Disclaimer 2: People have the same names. Who would have thought?! You find someone in the data and go 'oooh! Het jou katvis!' -…

Network Footprinting with Maltego.

One common task that Maltego is used for is doing infrastructure footprints on an organisation's network. This post will detail a possible methodology used for network footprints as well as demonstrate how they can be performed in Maltego. Finally the post will show how the process is drastically simplified with the use of machines that automates the process of running transforms in Maltego.
Network footprinting methodology.
When performing a footprint on a domain the goal is to find as much information about the domain as possible on an infrastructure level. When dealing with a large footprint it can be quite difficult to know when you have found all possible information that is publicly available for that particular domain. To make the process a little easier we have a structured methodology that we follow when conducting a network footprint in Maltego. This process is outlined in the data model below in the Image 1.

At each level of this data model we want to find as much info…

Abracadabra! It's Sho(dan) time!

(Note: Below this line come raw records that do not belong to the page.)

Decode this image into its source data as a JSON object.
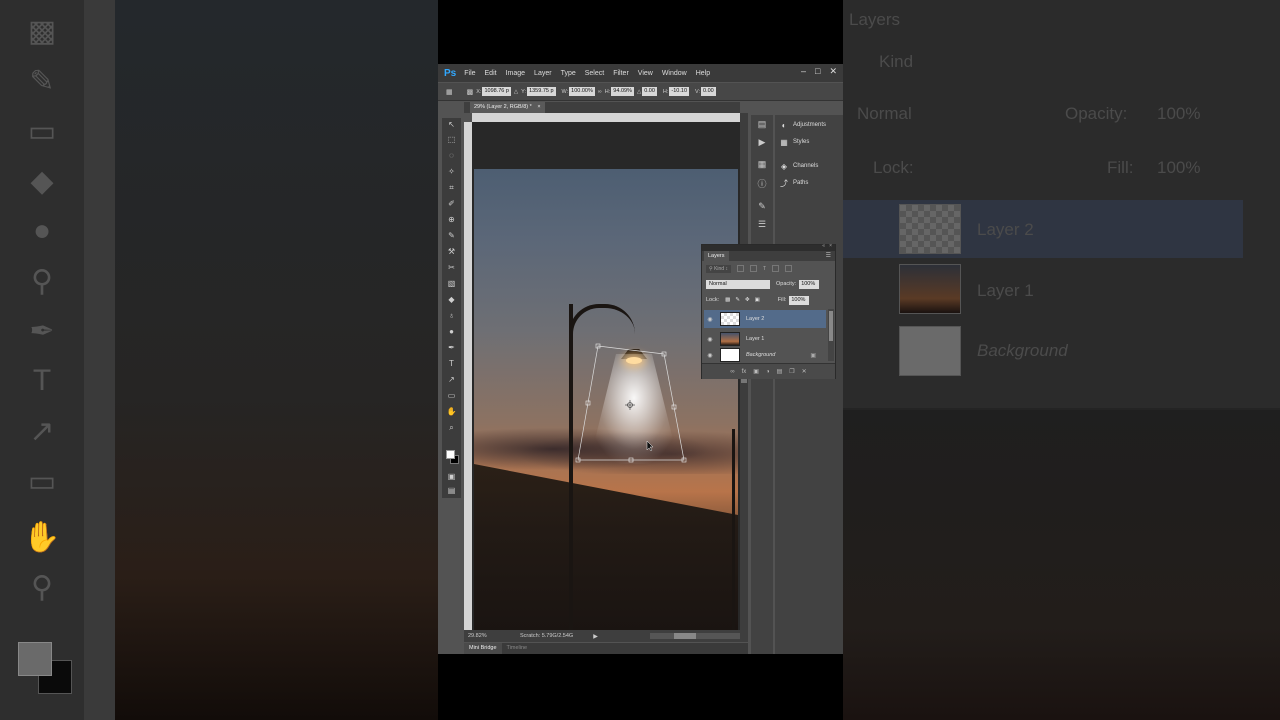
{
  "background": {
    "left_icons": [
      "stamp-icon",
      "brush-icon",
      "eraser-icon",
      "bucket-icon",
      "drop-icon",
      "zoom-icon",
      "pen-icon",
      "text-icon",
      "path-select-icon",
      "rect-icon",
      "hand-icon",
      "magnifier-icon"
    ],
    "right": {
      "layers_title": "Layers",
      "kind_label": "Kind",
      "blend": "Normal",
      "opacity_label": "Opacity:",
      "opacity_value": "100%",
      "lock_label": "Lock:",
      "fill_label": "Fill:",
      "fill_value": "100%",
      "layer2": "Layer 2",
      "layer1": "Layer 1",
      "background_layer": "Background"
    }
  },
  "app": {
    "logo": "Ps",
    "menu": [
      "File",
      "Edit",
      "Image",
      "Layer",
      "Type",
      "Select",
      "Filter",
      "View",
      "Window",
      "Help"
    ],
    "window_controls": [
      "–",
      "□",
      "✕"
    ]
  },
  "options": {
    "x_label": "X:",
    "x_value": "1098.76 p",
    "y_label": "Y:",
    "y_value": "1359.75 p",
    "w_label": "W:",
    "w_value": "100.00%",
    "h_label": "H:",
    "h_value": "94.09%",
    "angle_value": "0.00",
    "hskew_label": "H:",
    "hskew_value": "-10.10",
    "vskew_label": "V:",
    "vskew_value": "0.00"
  },
  "document": {
    "tab_title": "29% (Layer 2, RGB/8) *",
    "close_symbol": "×"
  },
  "tools": [
    "↖",
    "⬚",
    "◌",
    "✧",
    "⌗",
    "✐",
    "⊕",
    "✎",
    "⚒",
    "✂",
    "▧",
    "◆",
    "♁",
    "●",
    "✒",
    "T",
    "↗",
    "▭",
    "✋",
    "⌕"
  ],
  "status": {
    "zoom": "29.82%",
    "scratch": "Scratch: 5.79G/2.54G"
  },
  "bottom_tabs": [
    "Mini Bridge",
    "Timeline"
  ],
  "dock": {
    "items": [
      {
        "icon": "◐",
        "label": "Adjustments"
      },
      {
        "icon": "▦",
        "label": "Styles"
      },
      {
        "icon": "◈",
        "label": "Channels"
      },
      {
        "icon": "⤴",
        "label": "Paths"
      }
    ]
  },
  "layers_panel": {
    "title": "Layers",
    "kind_label": "Kind",
    "blend_mode": "Normal",
    "opacity_label": "Opacity:",
    "opacity_value": "100%",
    "lock_label": "Lock:",
    "fill_label": "Fill:",
    "fill_value": "100%",
    "layers": [
      {
        "name": "Layer 2",
        "selected": true
      },
      {
        "name": "Layer 1",
        "selected": false
      },
      {
        "name": "Background",
        "selected": false
      }
    ],
    "bottom_icons": [
      "∞",
      "fx",
      "▣",
      "◑",
      "▤",
      "❐",
      "✕"
    ]
  },
  "colors": {
    "accent": "#31a8ff",
    "selected_layer": "#536b8a",
    "panel": "#535353"
  }
}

Shodan -- used by pentesters, stalkeˆWˆWˆWresearchers and data scientists everywhere to analyze information about computers on the Internet. From webcams to SCADA to looking at where various SSL information in certificates can tie organisations together. It is a common tool used by many different people. We really wanted to get some Maltego goodness on that!

TL;DR -- You can get the Shodan transforms in the transform hub right now. To use all of the different transform options (or you can stick with the free options) you can simply click on settings in the transform hub after installing to add your API key.

There have been transforms written for Shodan before, but we really felt like they needed refreshing. So we took it upon ourselves to look at the information provided by Shodan and decide how we could integrate it into the needs of Maltego users. We first started by looking at what information was readily and easily available and then if it was useful in an n-th order graph. This is…

Visualising the Bitcoin Blockchain in Maltego

This post will provide a quick overview of our new Maltego transforms for visualizing the Bitcoin blockchain. There are 11 new transforms in the seed which use Blockchain.info’s API to query data from the blockchain.

(Screenshot's in this post are taken with the Maltego 4 beta release.)
Before we begin, it is important to have an understanding of how Bitcoin and their transactions work so I will start with an overview of some of the main concepts:
Bitcoin Overview
Bitcoin address: Bitcoin addresses are transaction endpoints that are used to send Bitcoin to another person. A person can generate as many addresses as they want and people should (which they often don’t) use a new address for every transaction that is made. An address is represented with a 26-35 sequence of alphanumeric characters and looks like this: 1BvBMSEYstWetqTFn5Au4m4GFg7xJaNVN2. For a more in-depth explanation of Bitcoin addresses you can have a look at the Bitcoin Wiki here.
Bitcoin wallet: A Bitcoin wallet is …

NameChk Transform

NameChck is a really useful service for quickly finding online accounts associated with a specific alias. This blog post showcases our new Maltego transform that queries NameChk to find social accounts across a wide range of social networks.

The transform runs on an alias entity and returns entities that represent different online accounts. Running the transform To Social Account [Using NameChk] on the aliases used by Paterva employees returns the results below:



Clearly Andrew is the most socially active Paterva employee...;)

In the Detail View of the entities that we get back there is a link to the actual social account:


Pivoting from existing alias entities
In Maltego we already have a couple of transforms that are useful for finding aliases associated with a person. Our Flickr and MySpace transforms both run on email addresses and return the accounts associated with the address as well as additional aliases that are used on that account. This provides a great way for finding aliase…